The double standards in probation

Mike Guilfoyle remembers Ramon who was the victim of an unforgiving decision

By: 
Mike Guilfoyle
Date: 
Wednesday, 02 November, 2016

This month, my reflection is a departure from my regular offender-based narratives, because after reading Michael W Clune's gripping memoir of his battle with heroin addiction, I was sharply reminded of a professional relationship with one of my former colleagues, Ramon (not his real name).

Drug dependency

Ramon’s hidden drug dependency, whilst working with many sentenced to periods of supervision, offered a different prism through which to view and respond to his professional supervisory role. Struggles with his own drug dependency brought about an untimely conclusion to his career as a probation officer.

Whilst I was working with a particularly chaotic and challenging client, whose history of self-harm and substance misuse together with periods of short-term imprisonment, seemed to point inexorably towards the revolving door of custody, I canvassed Ramon's professional opinion.

I sensed from his insightful observations that he had a well-developed understanding of a recovery-focused approach. It put him in touch with some of the community resources aimed at sustaining this probation client to short-lived periods of stability and played a significant role in enabling his pathway to a drug-free lifestyle.

Pre-sentence report

On one occasion, Ramon was given responsibility for preparing a pre-sentence report on a client, as I was on leave.

I returned and picked up the case file and read his well-argued report which, while incorporating some of the work that I had undertaken, also offered some telling observations on how a proper focus on the service user’s strengths, needs and aspirations would provide a more hopeful perspective (dependent on the court following the recommendation in the pre-sentence report and supervision was extended).

Offering support

My first inkling that Ramon might be experiencing some physical withdrawal symptoms arose following one of our regular team meetings (meetings which, at the time, became more characteristic of what I subversively dubbed 'commissar' type briefings! This was due to a service-wide reorganisation that appeared broadly indifferent to notions of healthy staff morale).

I opted to discretely approach other colleagues who might have some intimations of how Ramon was coping with the profound changes in roles and practices in probation.

I then spoke to him, with I have some say some circumspection, only to be informed that unrelated domestic pressures were contributing towards a very fragile professional persona. However, he appeared to have sources of support and I moved on believing that he was working out his own recovery plan.

On another aspect of case management, which touched upon the dilemmas of problematic drug use and appropriate service-led responses, Ramon became particularly animated.
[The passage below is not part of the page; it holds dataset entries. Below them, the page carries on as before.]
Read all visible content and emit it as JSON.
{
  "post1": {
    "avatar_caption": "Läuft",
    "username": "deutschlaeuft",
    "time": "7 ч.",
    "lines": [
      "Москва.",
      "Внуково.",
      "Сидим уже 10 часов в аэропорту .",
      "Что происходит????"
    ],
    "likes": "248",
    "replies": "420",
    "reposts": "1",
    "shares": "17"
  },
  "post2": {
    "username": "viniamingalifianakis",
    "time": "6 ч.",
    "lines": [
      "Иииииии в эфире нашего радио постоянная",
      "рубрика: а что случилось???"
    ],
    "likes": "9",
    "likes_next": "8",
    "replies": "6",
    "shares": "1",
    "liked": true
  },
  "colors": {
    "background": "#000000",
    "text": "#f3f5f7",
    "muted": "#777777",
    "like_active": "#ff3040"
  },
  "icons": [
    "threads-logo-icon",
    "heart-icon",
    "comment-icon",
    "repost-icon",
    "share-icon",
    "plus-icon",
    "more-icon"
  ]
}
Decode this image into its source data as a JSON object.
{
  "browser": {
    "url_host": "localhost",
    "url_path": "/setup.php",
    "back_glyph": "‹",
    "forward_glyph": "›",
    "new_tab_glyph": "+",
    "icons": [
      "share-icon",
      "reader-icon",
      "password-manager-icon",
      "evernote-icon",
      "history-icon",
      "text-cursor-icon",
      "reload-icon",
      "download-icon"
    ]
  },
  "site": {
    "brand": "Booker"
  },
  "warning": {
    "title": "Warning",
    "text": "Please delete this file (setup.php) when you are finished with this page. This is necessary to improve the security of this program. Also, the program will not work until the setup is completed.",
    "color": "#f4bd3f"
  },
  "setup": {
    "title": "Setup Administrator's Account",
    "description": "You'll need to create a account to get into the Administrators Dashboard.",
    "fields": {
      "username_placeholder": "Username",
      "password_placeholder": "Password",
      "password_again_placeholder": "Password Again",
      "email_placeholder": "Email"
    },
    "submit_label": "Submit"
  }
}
This resulted in an impromptu case discussion in which colleagues recognised that his insights appeared uncannily similar to those usually encountered in interactions between probation officer and client.

Again, I thought I was witnessing an authentic endeavour where the daily struggles experienced by those gripped by substance misuse sought an exit route. But I dared not broach the topic, given the sensitivity it might raise in worker/client interactions.

Sometime later, following a period of prolonged absence from the workplace, colleagues expressed concerns that Ramon might not be coping. But clearly a measure of employer/employee confidentiality was important to respect.

Disciplinary action

On his return to the office, I approached Ramon to update him on several of the individuals whose professional supervisory overlaps featured in paired working arrangements.

It was with considerable shock that I later discovered that, during his absence, Ramon had experienced the demoralising impact of disciplinary action. The biting irony was that he had admitted to his drug dependency and was taking active steps to address the issue.

Unfortunately, at the time, the prevailing target-driven performance culture was unforgivingly unredemptive.

It seemed that lip-service was being paid to the much trumpeted importance of listening to those service user voices from those with the power to make decisions.  In this atmosphere, Ramon was dismissed from his employment (a subsequent appeal was unsuccessful): his years of experience and practice wisdom and determination to seek help to bring about his recovery counted for naught.

Taking risks

A recent excellent addition to the literature on risk and desistance, edited by Chris Trotter, Gill McIvor, and Fergus McNeill, covers with meticulous scholarship some of the practitioner themes highlighted in this post.

In particular, the centrality of collaborative efforts from workers, service users and communities as 'co-producers' in affecting change.

As a much-missed colleague Ramon was oft heard, when discussing his client caseload, saying 'you have got to take risks and get closer to those we are working with’.